A bipartisan group of senators is nearing agreement on a comprehensive immigration bill that would put illegal immigrants on a 13-year path to citizenship, officials with outside groups keeping up with the talks said Thursday.
The legislation also would install new criteria for border security, allow more high- and low-skilled workers to come to the U.S. and hold businesses to tougher standards on verifying their workers are in the country legally, according to outside groups and lawmakers involved. Together, the measures represent the most sweeping changes in immigration law in decades.
The senators in the so-called Gang of Eight were meeting for hours at a time daily this week trying to complete a deal. There were still big disagreements on some issues, but they hoped to resolve most of them before Congress began a two-week recess at week's end. That would allow them to meet a self-imposed deadline to present their legislation next month.

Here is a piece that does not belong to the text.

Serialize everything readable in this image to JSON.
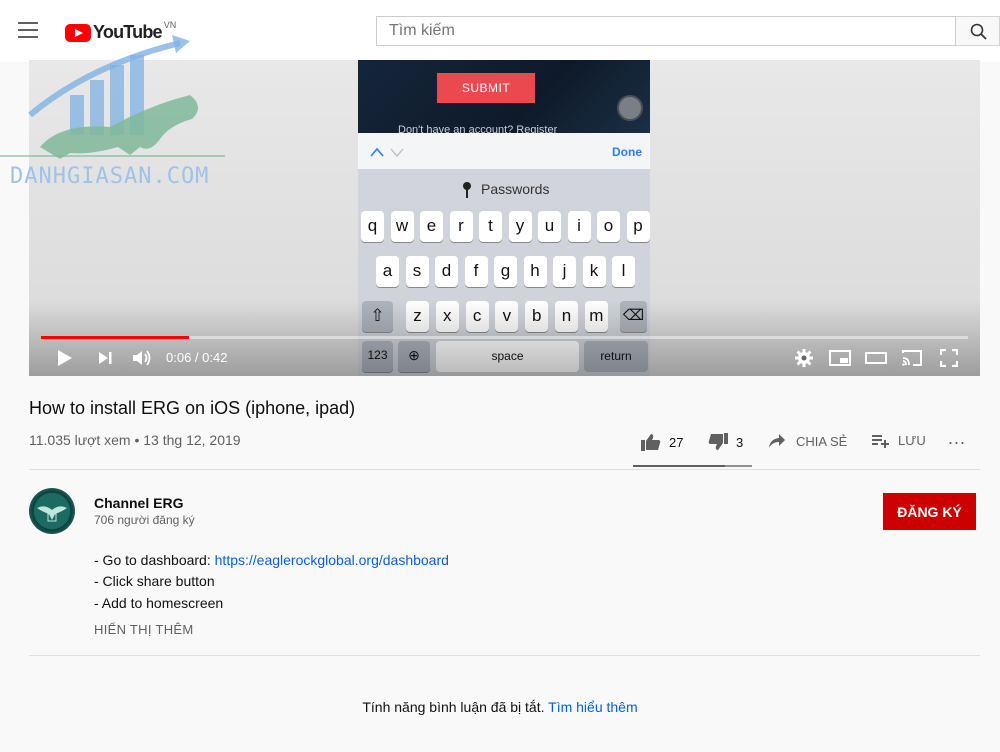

"About 90 percent of the issues, including the path to citizenship, are settled," Sen. Chuck Schumer, D-N.Y., told Hispanic media Thursday, according to his office. He said he was putting "more time into this than any other single issue."
The group was under pressure to speed up its work. Protesters converged Thursday on Schumer's office to accuse him of breaking his initial promise to have the bill done in March. Senate Judiciary Chairman Patrick Leahy, D-Vt., whose panel would take up the legislation, complained this week that the group was taking too long. As a result, Leahy said, his committee won't be able to complete writing the bill itself in April, as he had hoped.
Several officials with outside groups said the biggest remaining areas of disagreement dealt with legal rather than illegal immigration. Top among them was a proposed program to bring in tens of thousands of new immigrants to fill low-skilled jobs. It had been the subject of difficult negotiations between the U.S. Chamber of Commerce and AFL-CIO.
The two sides made substantial progress, including agreeing on a cap of 200,000 visas in the new program, but they continued to disagree on wages for the new workers, according to one official. Senators were mediating offers and counteroffers.
The officials described the status of the discussions on condition of anonymity because they were not authorized to speak publicly about them.
As senators struggled with the legal immigration question, Schumer and others said consensus had formed on details of a path to citizenship for the 11 million illegal immigrants already in the country, even though that issue tended to cause the most public consternation.
The new bill would contemplate a 10-year wait for illegal immigrants already in the U.S. before they could get a green card allowing them permanent residency, senators have said. During that time they would be in a provisional legal status and would not have to return to their home countries as current law requires.
Once they got the green card, they would have to wait three years to be able to apply for citizenship, compared to the five-year wait that most green-card holders currently have to abide, outside officials say they've been told. The new three-year wait was first reported by The New York Times.
That added up to 13 years, which would put the Senate bill in line with immigration legislation drafted by President Barack Obama, which he has said he would offer only if the Gang of Eight process stalls.
There's also said to be substantial consensus among the senators on border security issues. The bill would require that the border be secured before illegal immigrants could embark on the path to citizenship and would put in place new border security criteria including a commission of border state officials to advise on the issue. The border security piece was critical to support from Republicans in the group including John McCain of Arizona and Marco Rubio of Florida.
The bill will be lengthy and cover numerous other thorny issues, including mandating a currently voluntary program called E-Verify that helps businesses check their workers' papers, as much as doubling visas that go to high-tech workers, and limiting family-based immigration to put a greater emphasis on skills and employment ties instead.
So far pro-immigrant groups have often been more visible in public than opponents of the bill, but that could change once it becomes public next month. A fierce backlash helped sink the last attempt at reform in 2007, and the unveiling of the bill will open volatile months of debate and votes in the Judiciary Committee and on the Senate floor over the spring and summer, with success far from assured. The House also must act before the legislation could become law, and prospects there were cloudier still.